Thailand Bombs Unnerve Tourists, And Sap Industry ConfidenceTHE ASSOCIATED PRESS (PENNY WANG and MARTHA MENDOZA)
Hua Hin, Thailand (AP) -- An hour before midnight, Andrea Tazzioli was fetching his own birthday cake, looking forward to celebrating with friends in this balmy beach resort town, a world away from his stressful military work in Afghanistan.
Then the bomb went off.
"I saw light, white light, big explosion and immediately it hurts here in my shoulder, like big fire. And I go down on the floor in blood. Everyone was screaming, the glass broken, table broken, confusion," the Italian said Friday from a Hua Hin hospital bed, a place he never expected to turn 51.
While Tazzioli recovered from blast wounds, other tourists huddled in their hotel rooms, locked down after bombs exploded in at least five areas of Thailand, including popular beach cities, killing at least four people and wounding dozens more.
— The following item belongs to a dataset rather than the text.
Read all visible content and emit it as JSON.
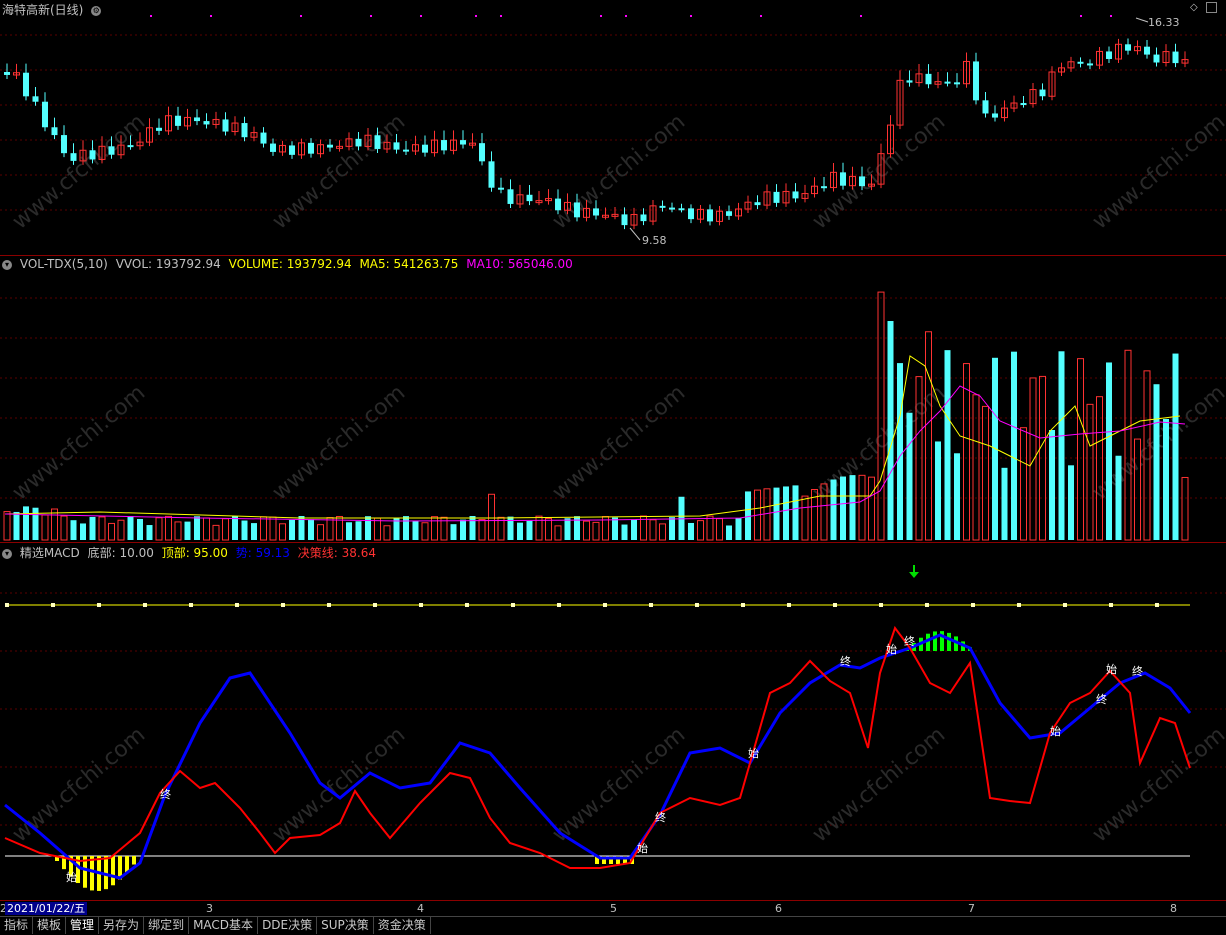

British vacationer Darren Hilling was lounging by his hotel pool in Hua Hin when a pair of blasts shook the Friday morning calm, "quite loud, sounded very close to here."
Those attacks killed one person and wounded three. The Thursday night blast in which Tazzioli was hurt also killed a street vendor and wounded 20 other people in this beach city about 200 kilometers (120 miles) southwest of Bangkok. The 24 injured included Thais, three Germans and other visitors from Italy, Austria and the Netherlands.
Overnight and into Friday, bombs also went off on Phuket's Loma Beach in southern Thailand and the southern provinces of Trang, Surat Thani and Phang Nga. One person was killed in the Trang blast, which occurred Thursday, and another was killed in the Surat Thani attack on Friday morning.
Police said it was too soon to say who was behind the attacks, but added that they have ruled out international terrorism or a long-running insurgency in the country's Islamic south.
Phuket in particular is frequented by millions of European, Chinese and Thai tourists each year who come to swim in the warm, azure sea, party at the open air night clubs and explore tropical rainforests. The other towns hit are less prominent international destinations but still popular among Thais and many foreigners.
Even as police searched for suspects and fears of more bombs continued, locals said the explosions will be a blow to tourism, a critical source of income. Governments including the U.S., Germany, Australia and Britain advised their citizens traveling in Thailand to take precautions.
Henrik Buuz, 62, of Denmark sipped beer in a Hua Hin hotel lobby Friday. He said that while he might not have taken security seriously in the past, he no longer felt safe. Streets were eerily quiet for the beginning of a three-day holiday.
"No, no, no, no. Now we don't think it's funny anymore," said Buuz, as bomb-sniffing dogs patrolled nearby beaches.
Tourism already suffered a setback nearly a year ago after a bomb blast ripped through a Bangkok, killing 20 people, mostly visitors from other Asian countries.
Friday's attacks were a new blow.
"This ruins business. Hotels, restaurants, tours, we were already suffering, but this, it's going to ruin our lives," said Hua Hin Adventure Tours guide Natsupa Dechapanya.
Natsupa raced Friday from hotel to hotel, visiting clients and warning them not to go outside, especially where people gather. She was also fielding cancellation calls, although she was staying away from her office, opposite a clock tower where Friday's bombs went off.
"I'm scared. It's bad," she said. "We think of this as a safe town, but now everyone is fearful. We feel like we're not safe."
Thailand's economy has struggled since a 2014 military coup; investors grew wary and have stayed away, but tourists came back, even after last year's shrine bombing. More than 14 million people visited between January and May 2016 — up from
12.5 million the year before, according to the Tourism Authority of Thailand.
Earlier attacks have been tied to political turmoil. The latest explosions came less than a week after voters approved a new, junta-backed constitution. Friday was a national holiday in Thailand marking the Queen's birthday, also Mother's Day.
Sirasit Teimtontanin, a manager at City Beach Resort in Hua Hin, said one of Friday's explosions went off about 300 meters from the front door. Stores, shopping malls and movie theaters were closed. More than 15 rooms had been canceled within hours.
"We've never had anything like this in our city," he said.
AP writer Rod McGuirk in Canberra, Australia, and video journalist Jerry Harmer in Hua Hin, Thailand, contributed to this report. Mendoza reported from Bangkok.
Follow Martha Mendoza on Twitter: @mendozamartha